Defragmentation specialist Diskeeper has begun shipping V-locity, a new optimisation and defragmentation tool designed for virtualised machines, but specifically targeted at maximising server speeds for Windows Server 2008 Hyper-V environments.
The company's flagship Diskeeper tool is a defragmentation product originally developed for the VAX series of mainframe computers, and later for Windows. Indeed, the defragmenter program that Microsoft included with Windows 2000, 2003, and XP operating systems, was actually based on a basic version of Diskeeper. And the defragmenter tool included in Windows Vista, is also pretty much based on the same technology.
While Diskeeper was the first ever defragmenter certified for Hyper-V, the new V-locity product is described as a "performance optimiser". This tool specifically targets virtual environments and not only performs defragmentation functions, but also synchronises activity between the virtual host and multiple guest operating systems.
"In virtualised environments since resources are shared between various guest operating systems, resource usage becomes very more important," said Naveen Louis, technical director at Diskeeper Europe. "For example, an anti virus tool running on one guest, can take up all the resources, and other guests can be affected."
"V-locity is both an optimisation and defragmentation tool," he told Techworld. "It includes the defragment technology from our flagship product and ensures zero resource conflicts and better management of virtualised resources."
Essentially V-locity consists of two components, namely the V-locity Host, which is installed on a Windows Server 2008 running Hyper-V. The second component is V-locity Guest, which is installed on Windows virtual machines.
"The main feature is that once installed on the host, V-locity can monitor resource usage on all guest machines," said Louis. It includes the company's InvisiTasking processing technology, which monitors CPU usage, and can "inject defragmentation operations into idle resources (to ensure users can run the defrag option whilst the virtual machine is still running)."
"There is no scheduling of defragmentation for out of hours or the weekend, and it can run 24 hours a day," he said." Its industry tasking ensures that there are no resource conflicts, and it runs invisibly in the background."
V-locity also frees up vital storage resources by eliminating VHD "bloat".
"Usually, when the virtual disk for a guest OS is set up, it is usually static (where the IT manager defines the size)," said Louis. "But nowadays, more and more people are opting for dynamic resource usage, where it automatically adjusts disk size when it grows."
"The problem with the dynamic option is that the disk size grows automatically and when you delete files, holes are created and that freed space is not returned to the pool," he said. "People had to manually return that space back to the guest so that it can be used by other VHD files. Our tool monitors VHD files, and if there is a need for compression, it tells the IT manager and the V-locity host can do it for him."
Currently, V-locity is designed for Hyper-V, but Louis does not see why it cannot also be used for VMware and Citrix environments, although he admits they haven't got 'complete information' on that.

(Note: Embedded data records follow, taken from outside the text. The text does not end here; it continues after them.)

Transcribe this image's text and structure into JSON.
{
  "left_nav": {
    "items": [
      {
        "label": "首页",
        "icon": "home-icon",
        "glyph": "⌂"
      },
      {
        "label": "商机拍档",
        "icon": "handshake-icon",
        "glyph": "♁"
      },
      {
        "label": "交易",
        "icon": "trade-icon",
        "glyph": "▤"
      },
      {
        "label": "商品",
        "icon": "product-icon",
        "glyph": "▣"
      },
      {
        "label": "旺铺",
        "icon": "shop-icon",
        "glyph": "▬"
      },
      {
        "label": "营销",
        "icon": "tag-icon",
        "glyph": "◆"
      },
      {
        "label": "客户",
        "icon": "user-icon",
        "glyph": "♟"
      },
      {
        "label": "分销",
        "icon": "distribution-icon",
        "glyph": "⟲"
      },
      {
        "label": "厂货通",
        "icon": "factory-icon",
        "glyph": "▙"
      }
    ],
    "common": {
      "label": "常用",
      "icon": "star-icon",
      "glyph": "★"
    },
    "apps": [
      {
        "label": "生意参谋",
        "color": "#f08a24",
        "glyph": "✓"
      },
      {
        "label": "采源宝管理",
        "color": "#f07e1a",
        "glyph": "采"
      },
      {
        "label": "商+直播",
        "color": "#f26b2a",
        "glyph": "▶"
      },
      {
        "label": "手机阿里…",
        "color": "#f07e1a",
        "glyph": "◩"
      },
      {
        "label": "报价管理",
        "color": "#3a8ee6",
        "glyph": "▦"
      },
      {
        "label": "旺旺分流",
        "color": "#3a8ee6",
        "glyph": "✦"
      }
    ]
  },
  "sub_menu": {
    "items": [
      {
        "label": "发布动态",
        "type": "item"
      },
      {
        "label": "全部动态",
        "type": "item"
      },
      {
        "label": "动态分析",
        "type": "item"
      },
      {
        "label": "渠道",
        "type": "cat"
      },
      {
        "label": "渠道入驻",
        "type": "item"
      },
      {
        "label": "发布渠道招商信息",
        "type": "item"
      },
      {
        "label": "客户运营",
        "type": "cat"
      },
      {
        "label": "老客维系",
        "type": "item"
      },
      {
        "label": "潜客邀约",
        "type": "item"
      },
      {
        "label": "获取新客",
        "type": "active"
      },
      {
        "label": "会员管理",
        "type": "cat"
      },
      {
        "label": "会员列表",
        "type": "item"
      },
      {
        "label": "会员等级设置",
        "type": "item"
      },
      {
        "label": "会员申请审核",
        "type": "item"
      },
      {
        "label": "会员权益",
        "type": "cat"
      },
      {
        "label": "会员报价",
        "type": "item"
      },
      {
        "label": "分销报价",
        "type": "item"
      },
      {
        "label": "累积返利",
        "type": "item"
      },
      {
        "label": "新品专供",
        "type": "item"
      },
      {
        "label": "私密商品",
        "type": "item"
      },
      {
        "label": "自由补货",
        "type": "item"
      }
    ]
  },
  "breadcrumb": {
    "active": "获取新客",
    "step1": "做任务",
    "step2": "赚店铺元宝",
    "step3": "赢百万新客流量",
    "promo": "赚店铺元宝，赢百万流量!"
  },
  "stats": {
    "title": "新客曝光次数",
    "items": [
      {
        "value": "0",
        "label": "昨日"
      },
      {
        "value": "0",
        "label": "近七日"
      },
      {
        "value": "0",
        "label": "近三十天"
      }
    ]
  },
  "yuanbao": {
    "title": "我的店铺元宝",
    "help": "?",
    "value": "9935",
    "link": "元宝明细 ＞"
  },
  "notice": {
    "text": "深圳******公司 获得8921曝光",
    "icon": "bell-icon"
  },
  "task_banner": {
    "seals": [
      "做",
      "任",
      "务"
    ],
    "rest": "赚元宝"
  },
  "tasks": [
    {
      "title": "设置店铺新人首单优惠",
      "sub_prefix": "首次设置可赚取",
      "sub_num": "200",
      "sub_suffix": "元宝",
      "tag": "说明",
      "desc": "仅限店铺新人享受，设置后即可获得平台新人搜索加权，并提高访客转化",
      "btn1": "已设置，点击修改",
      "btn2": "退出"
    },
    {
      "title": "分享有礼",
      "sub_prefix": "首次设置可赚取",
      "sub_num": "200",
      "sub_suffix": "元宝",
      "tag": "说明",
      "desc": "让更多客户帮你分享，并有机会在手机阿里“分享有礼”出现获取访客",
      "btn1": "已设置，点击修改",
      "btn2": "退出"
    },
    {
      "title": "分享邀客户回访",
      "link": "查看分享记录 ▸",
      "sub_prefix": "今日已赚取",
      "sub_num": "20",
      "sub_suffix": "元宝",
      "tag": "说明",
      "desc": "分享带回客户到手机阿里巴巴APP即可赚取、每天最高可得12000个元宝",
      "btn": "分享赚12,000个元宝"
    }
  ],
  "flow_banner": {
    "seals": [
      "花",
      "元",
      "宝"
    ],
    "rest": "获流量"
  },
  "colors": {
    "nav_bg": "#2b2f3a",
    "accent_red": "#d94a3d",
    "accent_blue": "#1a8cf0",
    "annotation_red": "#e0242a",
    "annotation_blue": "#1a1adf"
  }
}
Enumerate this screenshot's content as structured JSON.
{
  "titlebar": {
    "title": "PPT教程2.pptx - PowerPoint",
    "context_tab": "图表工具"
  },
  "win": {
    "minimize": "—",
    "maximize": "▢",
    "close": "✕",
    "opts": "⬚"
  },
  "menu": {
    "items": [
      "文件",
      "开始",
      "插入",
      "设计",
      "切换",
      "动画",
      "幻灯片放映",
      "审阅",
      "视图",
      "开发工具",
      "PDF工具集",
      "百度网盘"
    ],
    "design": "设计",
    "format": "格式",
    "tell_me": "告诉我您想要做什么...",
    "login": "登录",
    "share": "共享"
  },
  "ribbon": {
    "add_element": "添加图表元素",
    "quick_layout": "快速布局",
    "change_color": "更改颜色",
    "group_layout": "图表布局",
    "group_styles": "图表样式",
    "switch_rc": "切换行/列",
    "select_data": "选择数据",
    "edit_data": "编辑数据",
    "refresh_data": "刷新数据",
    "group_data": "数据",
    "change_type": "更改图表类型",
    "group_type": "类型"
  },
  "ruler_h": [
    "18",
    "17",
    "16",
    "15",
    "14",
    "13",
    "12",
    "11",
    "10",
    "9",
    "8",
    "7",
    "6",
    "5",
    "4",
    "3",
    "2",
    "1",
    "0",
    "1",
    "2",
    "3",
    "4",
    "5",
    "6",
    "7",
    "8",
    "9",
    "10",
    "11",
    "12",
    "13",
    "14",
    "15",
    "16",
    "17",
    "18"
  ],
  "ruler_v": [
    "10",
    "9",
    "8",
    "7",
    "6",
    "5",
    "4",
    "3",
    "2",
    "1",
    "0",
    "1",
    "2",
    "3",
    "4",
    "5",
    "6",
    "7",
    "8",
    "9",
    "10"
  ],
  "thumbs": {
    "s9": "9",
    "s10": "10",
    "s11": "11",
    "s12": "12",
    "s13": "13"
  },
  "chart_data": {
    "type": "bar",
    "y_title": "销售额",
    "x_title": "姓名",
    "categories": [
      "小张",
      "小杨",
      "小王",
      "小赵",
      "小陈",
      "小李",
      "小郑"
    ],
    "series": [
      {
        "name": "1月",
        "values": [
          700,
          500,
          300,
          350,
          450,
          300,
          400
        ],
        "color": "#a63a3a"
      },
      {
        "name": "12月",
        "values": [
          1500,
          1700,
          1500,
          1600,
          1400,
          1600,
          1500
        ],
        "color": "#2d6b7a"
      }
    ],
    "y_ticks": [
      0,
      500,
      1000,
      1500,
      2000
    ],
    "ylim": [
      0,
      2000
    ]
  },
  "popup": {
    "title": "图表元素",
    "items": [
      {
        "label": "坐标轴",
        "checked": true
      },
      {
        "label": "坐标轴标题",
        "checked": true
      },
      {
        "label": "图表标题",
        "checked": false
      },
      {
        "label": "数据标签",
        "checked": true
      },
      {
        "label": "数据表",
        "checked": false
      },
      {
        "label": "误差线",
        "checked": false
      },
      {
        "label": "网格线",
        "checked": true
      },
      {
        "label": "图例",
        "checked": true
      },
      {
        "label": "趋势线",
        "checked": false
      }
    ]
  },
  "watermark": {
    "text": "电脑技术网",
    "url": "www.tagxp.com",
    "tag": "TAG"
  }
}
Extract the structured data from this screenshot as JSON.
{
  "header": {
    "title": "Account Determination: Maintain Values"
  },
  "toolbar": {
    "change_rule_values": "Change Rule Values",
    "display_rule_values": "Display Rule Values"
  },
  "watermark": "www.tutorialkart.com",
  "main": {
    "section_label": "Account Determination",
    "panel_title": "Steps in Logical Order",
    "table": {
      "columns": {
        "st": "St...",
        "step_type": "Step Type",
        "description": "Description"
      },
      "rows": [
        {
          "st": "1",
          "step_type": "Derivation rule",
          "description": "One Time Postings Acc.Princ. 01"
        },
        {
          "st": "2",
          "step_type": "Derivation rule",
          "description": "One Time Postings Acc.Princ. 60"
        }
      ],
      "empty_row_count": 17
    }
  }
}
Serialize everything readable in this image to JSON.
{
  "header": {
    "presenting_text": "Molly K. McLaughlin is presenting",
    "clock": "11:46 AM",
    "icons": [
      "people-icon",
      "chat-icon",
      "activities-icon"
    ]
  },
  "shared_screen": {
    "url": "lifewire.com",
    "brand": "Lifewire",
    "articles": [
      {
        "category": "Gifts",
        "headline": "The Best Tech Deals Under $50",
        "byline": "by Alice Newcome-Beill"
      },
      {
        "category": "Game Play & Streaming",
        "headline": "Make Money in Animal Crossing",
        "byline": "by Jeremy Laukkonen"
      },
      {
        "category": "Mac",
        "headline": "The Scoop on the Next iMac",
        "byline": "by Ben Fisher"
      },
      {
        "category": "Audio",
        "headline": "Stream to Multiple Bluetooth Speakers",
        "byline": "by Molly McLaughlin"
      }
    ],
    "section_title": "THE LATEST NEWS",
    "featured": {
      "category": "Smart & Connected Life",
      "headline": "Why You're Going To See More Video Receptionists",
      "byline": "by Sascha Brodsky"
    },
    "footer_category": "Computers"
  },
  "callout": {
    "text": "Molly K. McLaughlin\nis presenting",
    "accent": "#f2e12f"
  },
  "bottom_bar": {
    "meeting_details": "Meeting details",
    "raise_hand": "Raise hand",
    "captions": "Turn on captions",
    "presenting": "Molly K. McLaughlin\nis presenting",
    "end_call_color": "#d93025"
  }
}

V-locity has been released to manufacturing, and a release to the public is expected on 9 June, but this is not finalised yet. There is currently no pricing information available, although this is expected nearer to its public release.